§ Information shown:
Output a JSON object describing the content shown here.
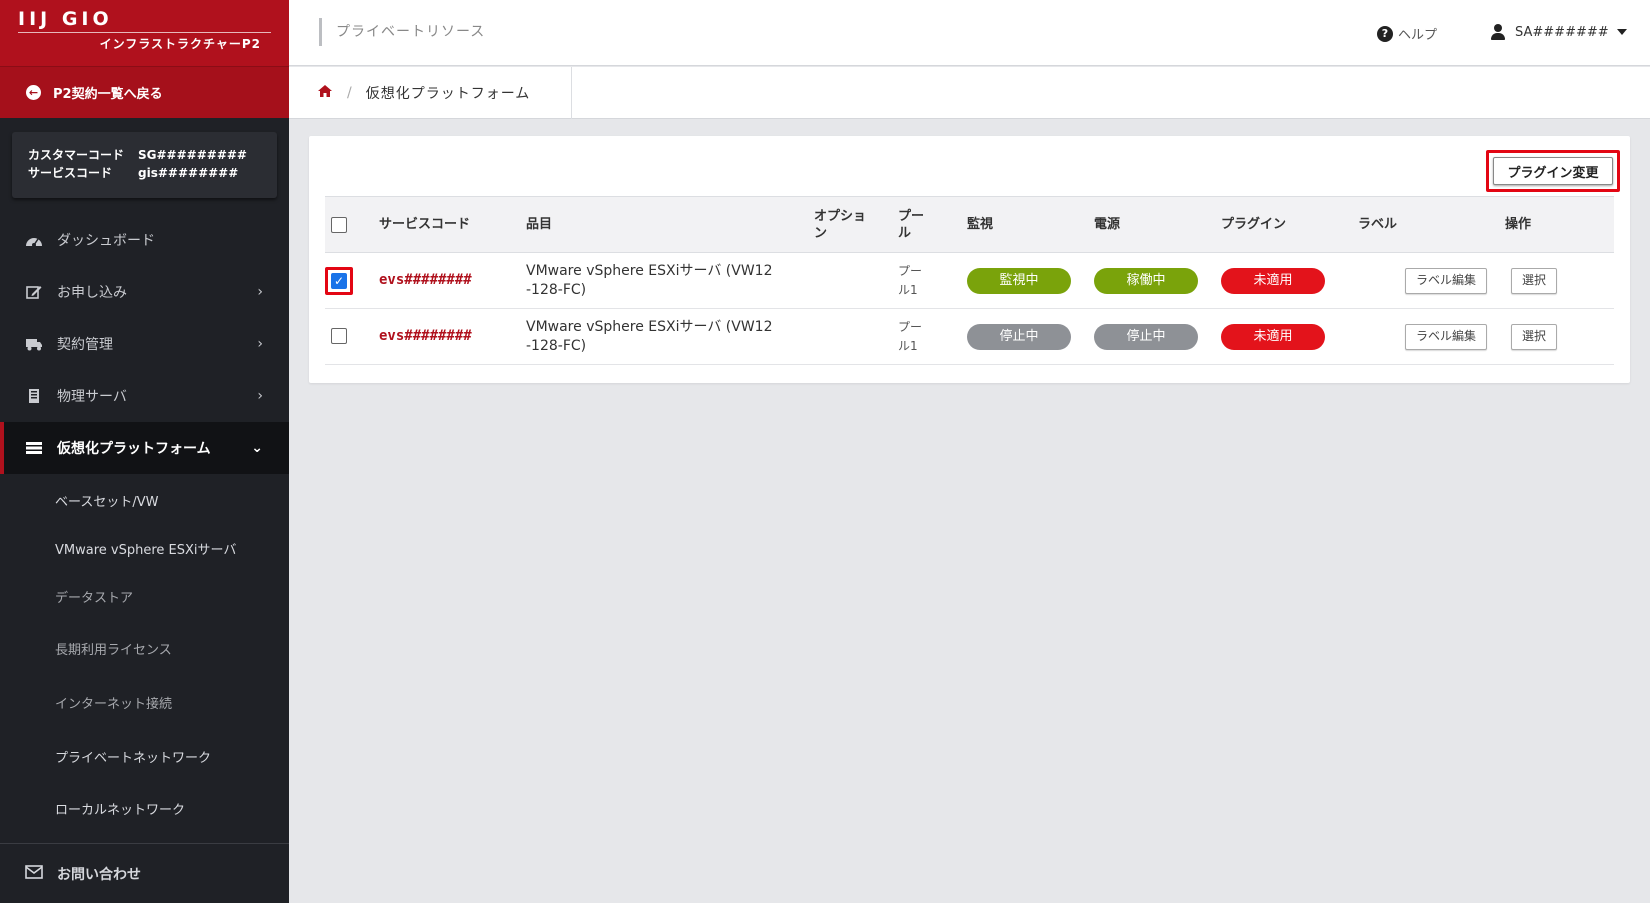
{
  "brand": {
    "logo": "IIJ GIO",
    "subtitle": "インフラストラクチャーP2"
  },
  "sidebar": {
    "back_label": "P2契約一覧へ戻る",
    "codes": {
      "customer_label": "カスタマーコード",
      "customer_value": "SG#########",
      "service_label": "サービスコード",
      "service_value": "gis########"
    },
    "items": [
      {
        "label": "ダッシュボード",
        "icon": "dashboard-icon"
      },
      {
        "label": "お申し込み",
        "icon": "edit-icon"
      },
      {
        "label": "契約管理",
        "icon": "truck-icon"
      },
      {
        "label": "物理サーバ",
        "icon": "server-icon"
      },
      {
        "label": "仮想化プラットフォーム",
        "icon": "list-icon"
      }
    ],
    "subitems": [
      "ベースセット/VW",
      "VMware vSphere ESXiサーバ",
      "データストア",
      "長期利用ライセンス",
      "インターネット接続",
      "プライベートネットワーク",
      "ローカルネットワーク"
    ],
    "contact_label": "お問い合わせ"
  },
  "header": {
    "title": "プライベートリソース",
    "help": "ヘルプ",
    "user": "SA#######"
  },
  "breadcrumb": {
    "current": "仮想化プラットフォーム"
  },
  "toolbar": {
    "plugin_change": "プラグイン変更"
  },
  "table": {
    "headers": {
      "service_code": "サービスコード",
      "item": "品目",
      "option_1": "オプショ",
      "option_2": "ン",
      "pool_1": "プー",
      "pool_2": "ル",
      "monitor": "監視",
      "power": "電源",
      "plugin": "プラグイン",
      "label": "ラベル",
      "operation": "操作"
    },
    "rows": [
      {
        "checked": true,
        "service_code": "evs########",
        "item_line1": "VMware vSphere ESXiサーバ (VW12",
        "item_line2": "-128-FC)",
        "pool_line1": "プー",
        "pool_line2": "ル1",
        "monitor": "監視中",
        "power": "稼働中",
        "plugin": "未適用",
        "label_btn": "ラベル編集",
        "select_btn": "選択"
      },
      {
        "checked": false,
        "service_code": "evs########",
        "item_line1": "VMware vSphere ESXiサーバ (VW12",
        "item_line2": "-128-FC)",
        "pool_line1": "プー",
        "pool_line2": "ル1",
        "monitor": "停止中",
        "power": "停止中",
        "plugin": "未適用",
        "label_btn": "ラベル編集",
        "select_btn": "選択"
      }
    ]
  },
  "colors": {
    "brand_red": "#b0111d",
    "highlight_red": "#e30613",
    "status_green": "#7aa30b",
    "status_gray": "#8e9196",
    "status_red": "#e3131b"
  }
}
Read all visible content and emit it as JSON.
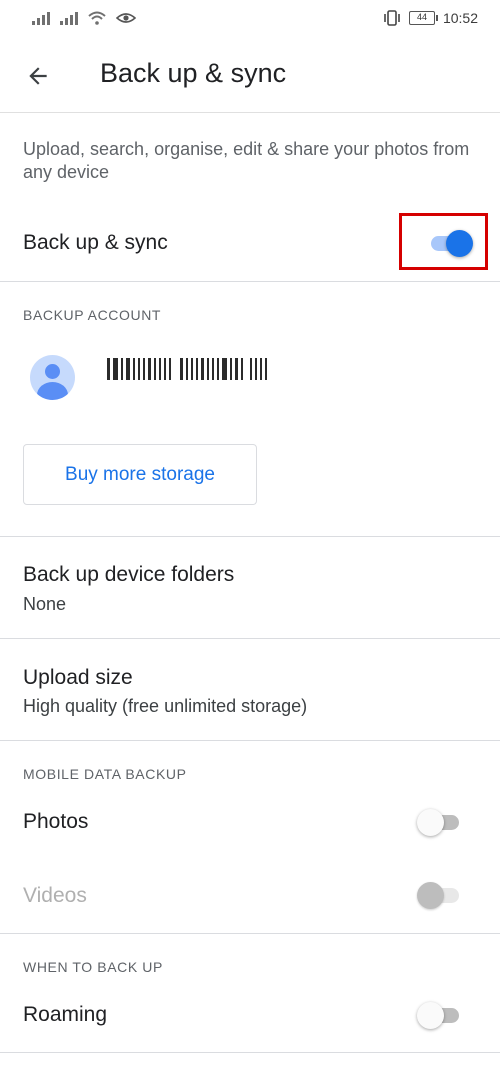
{
  "status_bar": {
    "time": "10:52",
    "battery": "44",
    "icons": [
      "signal-icon",
      "signal-icon",
      "wifi-icon",
      "eye-comfort-icon",
      "vibrate-icon",
      "battery-icon"
    ]
  },
  "app_bar": {
    "title": "Back up & sync",
    "back_icon": "arrow-back-icon"
  },
  "description": "Upload, search, organise, edit & share your photos from any device",
  "backup_sync": {
    "label": "Back up & sync",
    "enabled": true
  },
  "backup_account": {
    "header": "BACKUP ACCOUNT",
    "avatar_icon": "person-avatar-icon",
    "buy_storage_label": "Buy more storage"
  },
  "device_folders": {
    "label": "Back up device folders",
    "value": "None"
  },
  "upload_size": {
    "label": "Upload size",
    "value": "High quality (free unlimited storage)"
  },
  "mobile_data_backup": {
    "header": "MOBILE DATA BACKUP",
    "photos": {
      "label": "Photos",
      "enabled": false
    },
    "videos": {
      "label": "Videos",
      "enabled": false,
      "disabled": true
    }
  },
  "when_to_back_up": {
    "header": "WHEN TO BACK UP",
    "roaming": {
      "label": "Roaming",
      "enabled": false
    }
  },
  "colors": {
    "accent": "#1a73e8",
    "highlight": "#d50000"
  }
}
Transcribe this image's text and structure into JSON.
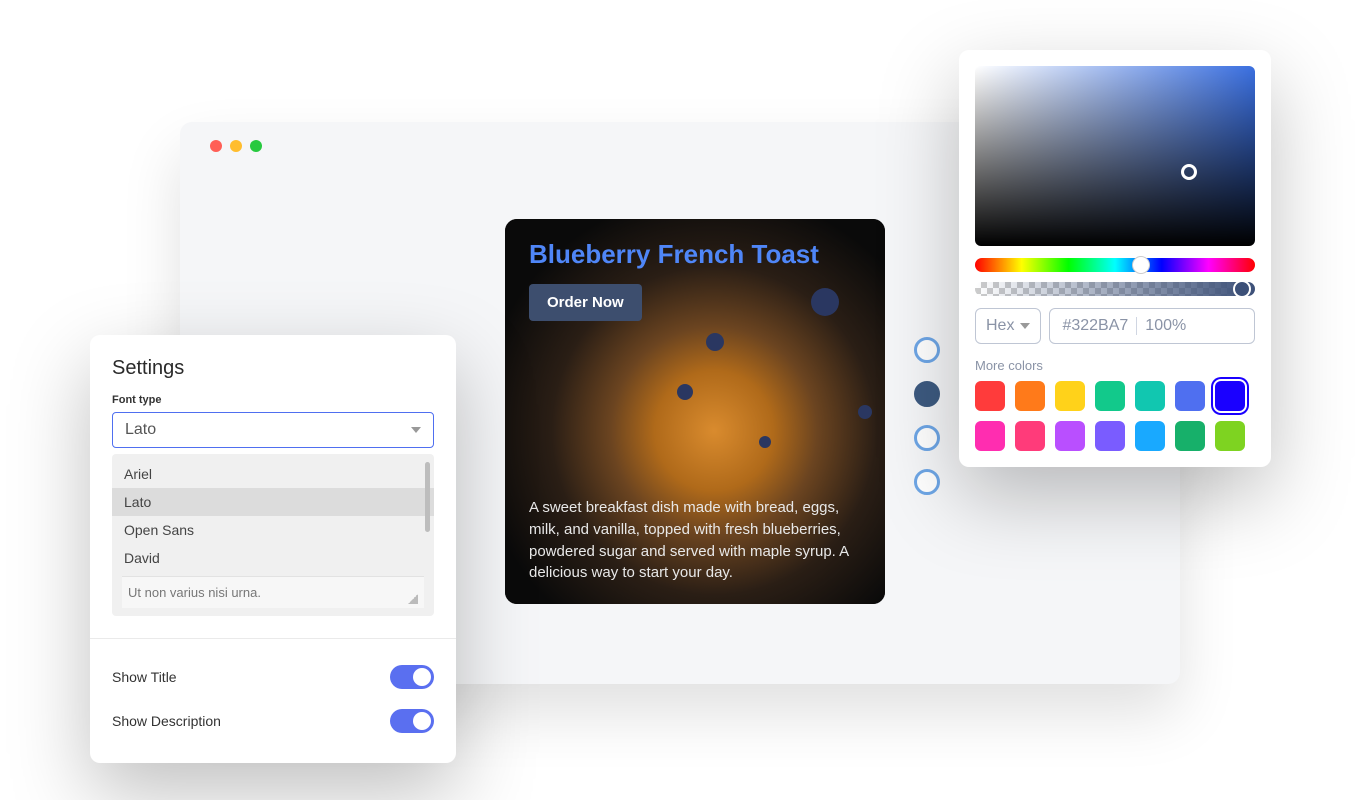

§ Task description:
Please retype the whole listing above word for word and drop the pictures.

§ The answer:
Output a JSON object describing the content shown here.
{
  "brand": {
    "logo": "IIJ GIO",
    "subtitle": "インフラストラクチャーP2"
  },
  "sidebar": {
    "back_label": "P2契約一覧へ戻る",
    "codes": {
      "customer_label": "カスタマーコード",
      "customer_value": "SG#########",
      "service_label": "サービスコード",
      "service_value": "gis########"
    },
    "items": [
      {
        "label": "ダッシュボード",
        "icon": "dashboard-icon"
      },
      {
        "label": "お申し込み",
        "icon": "edit-icon"
      },
      {
        "label": "契約管理",
        "icon": "truck-icon"
      },
      {
        "label": "物理サーバ",
        "icon": "server-icon"
      },
      {
        "label": "仮想化プラットフォーム",
        "icon": "list-icon"
      }
    ],
    "subitems": [
      "ベースセット/VW",
      "VMware vSphere ESXiサーバ",
      "データストア",
      "長期利用ライセンス",
      "インターネット接続",
      "プライベートネットワーク",
      "ローカルネットワーク"
    ],
    "contact_label": "お問い合わせ"
  },
  "header": {
    "title": "プライベートリソース",
    "help": "ヘルプ",
    "user": "SA#######"
  },
  "breadcrumb": {
    "current": "仮想化プラットフォーム"
  },
  "toolbar": {
    "plugin_change": "プラグイン変更"
  },
  "table": {
    "headers": {
      "service_code": "サービスコード",
      "item": "品目",
      "option_1": "オプショ",
      "option_2": "ン",
      "pool_1": "プー",
      "pool_2": "ル",
      "monitor": "監視",
      "power": "電源",
      "plugin": "プラグイン",
      "label": "ラベル",
      "operation": "操作"
    },
    "rows": [
      {
        "checked": true,
        "service_code": "evs########",
        "item_line1": "VMware vSphere ESXiサーバ (VW12",
        "item_line2": "-128-FC)",
        "pool_line1": "プー",
        "pool_line2": "ル1",
        "monitor": "監視中",
        "power": "稼働中",
        "plugin": "未適用",
        "label_btn": "ラベル編集",
        "select_btn": "選択"
      },
      {
        "checked": false,
        "service_code": "evs########",
        "item_line1": "VMware vSphere ESXiサーバ (VW12",
        "item_line2": "-128-FC)",
        "pool_line1": "プー",
        "pool_line2": "ル1",
        "monitor": "停止中",
        "power": "停止中",
        "plugin": "未適用",
        "label_btn": "ラベル編集",
        "select_btn": "選択"
      }
    ]
  },
  "colors": {
    "brand_red": "#b0111d",
    "highlight_red": "#e30613",
    "status_green": "#7aa30b",
    "status_gray": "#8e9196",
    "status_red": "#e3131b"
  }
}
Read all visible content and emit it as JSON.
{
  "status_bar": {
    "time": "10:52",
    "battery": "44",
    "icons": [
      "signal-icon",
      "signal-icon",
      "wifi-icon",
      "eye-comfort-icon",
      "vibrate-icon",
      "battery-icon"
    ]
  },
  "app_bar": {
    "title": "Back up & sync",
    "back_icon": "arrow-back-icon"
  },
  "description": "Upload, search, organise, edit & share your photos from any device",
  "backup_sync": {
    "label": "Back up & sync",
    "enabled": true
  },
  "backup_account": {
    "header": "BACKUP ACCOUNT",
    "avatar_icon": "person-avatar-icon",
    "buy_storage_label": "Buy more storage"
  },
  "device_folders": {
    "label": "Back up device folders",
    "value": "None"
  },
  "upload_size": {
    "label": "Upload size",
    "value": "High quality (free unlimited storage)"
  },
  "mobile_data_backup": {
    "header": "MOBILE DATA BACKUP",
    "photos": {
      "label": "Photos",
      "enabled": false
    },
    "videos": {
      "label": "Videos",
      "enabled": false,
      "disabled": true
    }
  },
  "when_to_back_up": {
    "header": "WHEN TO BACK UP",
    "roaming": {
      "label": "Roaming",
      "enabled": false
    }
  },
  "colors": {
    "accent": "#1a73e8",
    "highlight": "#d50000"
  }
}
Transcribe this image's text and structure into JSON.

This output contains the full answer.